September 2017

Once again the trees are swaying against a dull sky.

The weather is uncertain,

with short periods of sunshine and longer periods of rain.


Thursday 7th September

Dave has been working in the meadow area,

slowly cutting down the shoulder high plants

and helping the meadow to become a meadow again.

The three apple trees are doing well,

and the one with an injured bough -

due to the weight of the apples it bore -

is now carefully held  in place and we hope it will survive.

While he was carefully mowing the area

Dave found two frogs, and moved them to another place.

He also heard the sound of a natterjack

but did not see it.

The natterjack is a British species of toad

with a yellow stripe down its back.

Friday 15th September

This last week has been busy as there was an order

 for cards from Buckfast Abbey Book Shop.

This kept both Sister Monica and I well occupied !

The order was for 365 cards.

I did the printing and cutting down

and Sister Monica inserted the envelopes into each card,

and later adding the transparent cellophane covers.

The parcel now awaits collection in our silent hall.


The weather here has been very strange lately.

It rains heavily in the night

and intermittently throughout the day.

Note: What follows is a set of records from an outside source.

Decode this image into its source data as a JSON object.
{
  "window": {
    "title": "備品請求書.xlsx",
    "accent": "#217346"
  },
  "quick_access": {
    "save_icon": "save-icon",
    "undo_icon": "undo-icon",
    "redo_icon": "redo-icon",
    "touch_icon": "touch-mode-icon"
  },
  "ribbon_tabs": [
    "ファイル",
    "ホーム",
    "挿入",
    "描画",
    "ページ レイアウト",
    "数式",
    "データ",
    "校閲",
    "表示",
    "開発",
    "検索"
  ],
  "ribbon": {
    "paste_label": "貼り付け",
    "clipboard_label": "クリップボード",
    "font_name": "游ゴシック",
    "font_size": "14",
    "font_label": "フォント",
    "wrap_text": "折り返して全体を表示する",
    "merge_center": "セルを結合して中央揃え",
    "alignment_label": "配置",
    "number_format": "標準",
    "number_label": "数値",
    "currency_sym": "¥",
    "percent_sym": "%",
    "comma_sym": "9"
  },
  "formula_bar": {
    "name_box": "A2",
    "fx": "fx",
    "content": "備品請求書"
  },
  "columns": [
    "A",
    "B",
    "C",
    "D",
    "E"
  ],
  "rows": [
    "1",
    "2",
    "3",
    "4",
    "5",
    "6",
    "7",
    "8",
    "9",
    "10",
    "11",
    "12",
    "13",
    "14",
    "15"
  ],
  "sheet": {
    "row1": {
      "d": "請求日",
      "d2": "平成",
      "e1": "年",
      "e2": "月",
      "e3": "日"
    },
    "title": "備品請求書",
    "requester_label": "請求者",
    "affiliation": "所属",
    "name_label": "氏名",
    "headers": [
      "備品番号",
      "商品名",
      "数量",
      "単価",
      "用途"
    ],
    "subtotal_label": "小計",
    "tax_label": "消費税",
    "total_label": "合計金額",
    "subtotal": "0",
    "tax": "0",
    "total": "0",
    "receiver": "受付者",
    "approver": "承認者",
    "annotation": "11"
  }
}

The wind has been very strong, too.

A heron has been visiting the lower pond,

seeking nourishment, and flying away

when human beings are detected in the vicinity


We are re-reading


and Other Parables by Margaret Silf.

On the back cover of the book these words are found:

“Today, no less than in Jesus’ day

everyday incidents can show us

what the Kingdom of God is like.

In The Miller’s Tale and Other Parables,

ordinary experience reveals shafts of God’s mystery,

tracing creation’s story, from original blessing,

through brokenness and restoration,

to a vision of a new and never-ending Kingdom

in which we are called to be co-creators.

In this unforgettable book, we discover God’s meanings

in the words and pictures of our human stories.”


Sunday 17th September

The days are drawing in - a rather strange expression -

rather like drawing curtains at nightfall -

and the sun rises later and sets earlier.

After days and nights of torrential rain

and strong wind, when trees swayed

and the wind howled,

we seem to have reached a calmer period of time.

Would that this were equally true of the world at large,

which is ravaged by unexpected attacks of violence,

with storms and hurricanes

reaping a harvest of destruction, desolation and death.


The activity in our garden is not so harrowing.

A young fox is seen now and again

in the early morning, when the birds are being fed.

After supper on most days some food remnants

are put out for creatures which forage in the night.

The grass is now patterned with early falling leaves

from gently wind-tossed trees.

The day looks rather dull.


19th September

A solitary lesser black- backed gull

was foraging for food on the lawn this morning.

We first noticed these birds in the June of this year.

The day is misty and cold and the Welsh hills

are not visible.


20th September

Our magnolia tree has grown tall and strong.

We went out in the afternoon

 to look at  the red seed cases.

A ladybird rested on one of them,

enjoying the afternoon sunshine.

While we watched it raised its protective

wing shields flew away.

Friday 22nd September

My calendar tells me that  Autumn begins today.

The day began bright and promising

but by early afternoon the weather was overcast

and it began to rain.

Dave was able to cut the grass

while the sun was shining.

Only some of our trees are glowing

with autumnal colours.

The old horsechestnut tree would win the prize.

The autumn flowers are beautiful :

some have golden petals

while  others are opening their seed-cases

and allowing the seeds to fall into the

receptive soil.


This reminded me of the

The Parable of the Sower.

Matthew 13

“That same day Jesus went out of the house

and sat beside the sea.

Such great crowds gathered around him

that he got into a boat and sat there,

while the whole crowd stood on the beach.

And he told them many things in parables, saying:

“Listen! A sower went out to sow.

And as he sowed, some seeds fell on the path,

and the birds came and ate them up.

Other seeds fell on rocky soil,

and they sprang up quickly

because they had no depth of soil.

But when the sun rose, they were scorched;

 and since they had no root they withered away.

Other seeds fell among thorns,

and the thorns grew up and choked them.

Other seed fell on good soil

and brought forth grain,

some a hundredfold, some sixty, some thirty.

Let those with ears listen.”


Sunday 24th September

The weather has become warmer

and the colours in the garden are brighter.

Some of the lily-in-the valley close to the House

have orange berries and remind me

of my own small garden patch when I was a child,

and we lived in Worcester Park, Surrey.

Our garden was close to a railway line.

It is surprising  how soon one can adapt

to the sound of trains.

Some flowers still remind me of my childhood,

and so do certain poems.

The photograph, taken by Sister Monica,

shows the nibbled edges of the leaves,

possibly eaten by small snails.


The lower photograph

shows the aspects of autumn beauty

in a flower-bed close to the lawn

at the front of the House.

We are very fortunate to have such variety

in our acre of land.